CAIRO - Qasr el-Aini, the largest State-run hospital in Egypt, which offers free medical services to thousands each month, is facing a security crisis that has compelled its administration to intermittently close its doors.
The medical and nursing staffs of the hospital have been working since the January revolution in severe conditions on its premises, caused by thuggery, armed attacks and violent threats by families of patients.
The emergency department, in particular, has witnessed constant daily fights where families of patients request immediate admission, more often than not by force, regardless of the actual capacity of the hospital or the busy schedule of emergency doctors.
In the middle of this month, the emergency staff were taken surprised by an armed attack at a time when the military police squad guarding the establishment withdrew from the scene, leaving the hospital with no option but to refuse admitting patients until security is maintained.
Established since l827, the hospital has always been a safe haven for poor Egyptians that cannot afford private hospitals. Qasr el-Aini has mainly fulfilled the high demand of an increasing number of patients suffering cancer, renal failure, cardiac problems and other such life-threatening conditions.
But the pressure has been excessive; taking into account the deadly clashes of the revolution and the security breakdown that has caused an escalating crime curve.
The hospital staff, whether doctors, interns or nurses, are used to long hours of strenuous work with an average of 4,000 operations being held each month and the emergency department receiving from 400 to 500 cases daily before the revolution.
However, according to the hospital records, the average emergency cases has risen in number to l,000 daily since January 25.
“We are trained to work under tough conditions. But people’s offensive acts and threats towards the staff together with the humiliating treatment is unbearable,” Alia el-Sayyed, a senior nurse told Al-Ahram Arabic newspaper.
Alia was referring, in particular, to a change in the ‘quality’ and identity of patients. “Some break into the hospital under the effect of drugs while others lie down in the hospital corridors and yet we cannot turn them out for fear of our lives’, she added.
According to eyewitnesses, the daily clamour, fistfights and other distractions that prevent the medical staff from concentrating has turned the place into a circus.
“Despite all this we cannot withdraw from the scene because of the humane nature of our mission”, Sara Hassan, a 24-year-old intern, told The Gazette. She described how her male colleagues step forward, trying to calm down angry families who are sometimes armed with knives and even pistols.
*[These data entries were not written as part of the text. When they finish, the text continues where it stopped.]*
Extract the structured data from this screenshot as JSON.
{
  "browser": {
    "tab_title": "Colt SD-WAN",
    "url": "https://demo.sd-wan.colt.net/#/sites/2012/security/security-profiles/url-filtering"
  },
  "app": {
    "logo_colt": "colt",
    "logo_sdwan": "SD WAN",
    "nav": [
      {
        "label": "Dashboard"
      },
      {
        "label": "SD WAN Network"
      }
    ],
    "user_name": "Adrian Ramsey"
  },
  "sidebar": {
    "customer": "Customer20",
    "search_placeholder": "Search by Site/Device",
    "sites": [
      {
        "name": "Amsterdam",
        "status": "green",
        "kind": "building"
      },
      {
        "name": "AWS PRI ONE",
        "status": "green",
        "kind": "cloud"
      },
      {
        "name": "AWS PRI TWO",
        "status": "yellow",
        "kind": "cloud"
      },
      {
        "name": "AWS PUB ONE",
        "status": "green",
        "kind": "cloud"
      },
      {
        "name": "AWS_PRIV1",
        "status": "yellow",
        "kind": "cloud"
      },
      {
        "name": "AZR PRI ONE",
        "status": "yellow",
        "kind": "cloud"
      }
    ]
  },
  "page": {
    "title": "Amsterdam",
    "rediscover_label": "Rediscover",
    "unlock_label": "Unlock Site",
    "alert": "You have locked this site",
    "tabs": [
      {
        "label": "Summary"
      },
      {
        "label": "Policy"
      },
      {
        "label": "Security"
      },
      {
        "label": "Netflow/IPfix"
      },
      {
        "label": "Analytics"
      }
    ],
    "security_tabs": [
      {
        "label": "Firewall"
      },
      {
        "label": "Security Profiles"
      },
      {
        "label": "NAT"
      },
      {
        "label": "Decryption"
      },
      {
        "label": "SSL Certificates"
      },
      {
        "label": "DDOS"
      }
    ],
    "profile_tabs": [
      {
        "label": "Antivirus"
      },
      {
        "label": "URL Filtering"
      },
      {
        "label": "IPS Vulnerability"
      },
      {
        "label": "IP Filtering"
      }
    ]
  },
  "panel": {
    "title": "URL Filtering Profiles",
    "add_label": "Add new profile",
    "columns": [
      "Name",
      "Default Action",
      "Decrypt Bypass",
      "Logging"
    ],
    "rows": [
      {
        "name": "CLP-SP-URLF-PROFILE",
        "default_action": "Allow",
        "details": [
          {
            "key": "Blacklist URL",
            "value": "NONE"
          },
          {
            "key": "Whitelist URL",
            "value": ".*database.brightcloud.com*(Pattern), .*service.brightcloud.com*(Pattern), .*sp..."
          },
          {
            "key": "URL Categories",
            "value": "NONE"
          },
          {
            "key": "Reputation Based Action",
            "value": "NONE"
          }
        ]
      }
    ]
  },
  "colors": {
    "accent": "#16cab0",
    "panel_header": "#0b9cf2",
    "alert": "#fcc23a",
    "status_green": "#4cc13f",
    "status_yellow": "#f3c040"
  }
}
Some of the senior doctors are today seen in the hospital corridors with licensed nine-mm guns in their pockets, she added.
Following the killing of five members of the Egyptian police force on the Egyptian-Israeli borders and the ensuing gathering of angry Egyptians in the vicinity of the Israeli Embassy, some l20 Qasr el-Aini interns have staged a sit-in.
They are anticipating a resultant further deterioration of working conditions inside the huge medical establishment.
Feeling bitter over the development of events Moataz Abul Azm, the head of the hospital emergency department, is wondering where patients will go, should the hospital close down, considering that Qasr el-Aini receives l50,000 cases per month.
He pointed out that the middle class has, in the past few years, increasingly sought treatment at the hospital owing to the high fees of private hospitals.
Dr Abul Azm added that the pressure today is beyond the capacity of the junior staff, referring to the inability of some of the interns to take adequate rest between shifts being compelled to work extra hours to face the growing number of injuries.
“And, yet, I find myself compelled to refer those refraining from work to legal investigation because the hospital cannot afford to lose the effort of its staff at this critical time,” said Dr Abul Azm.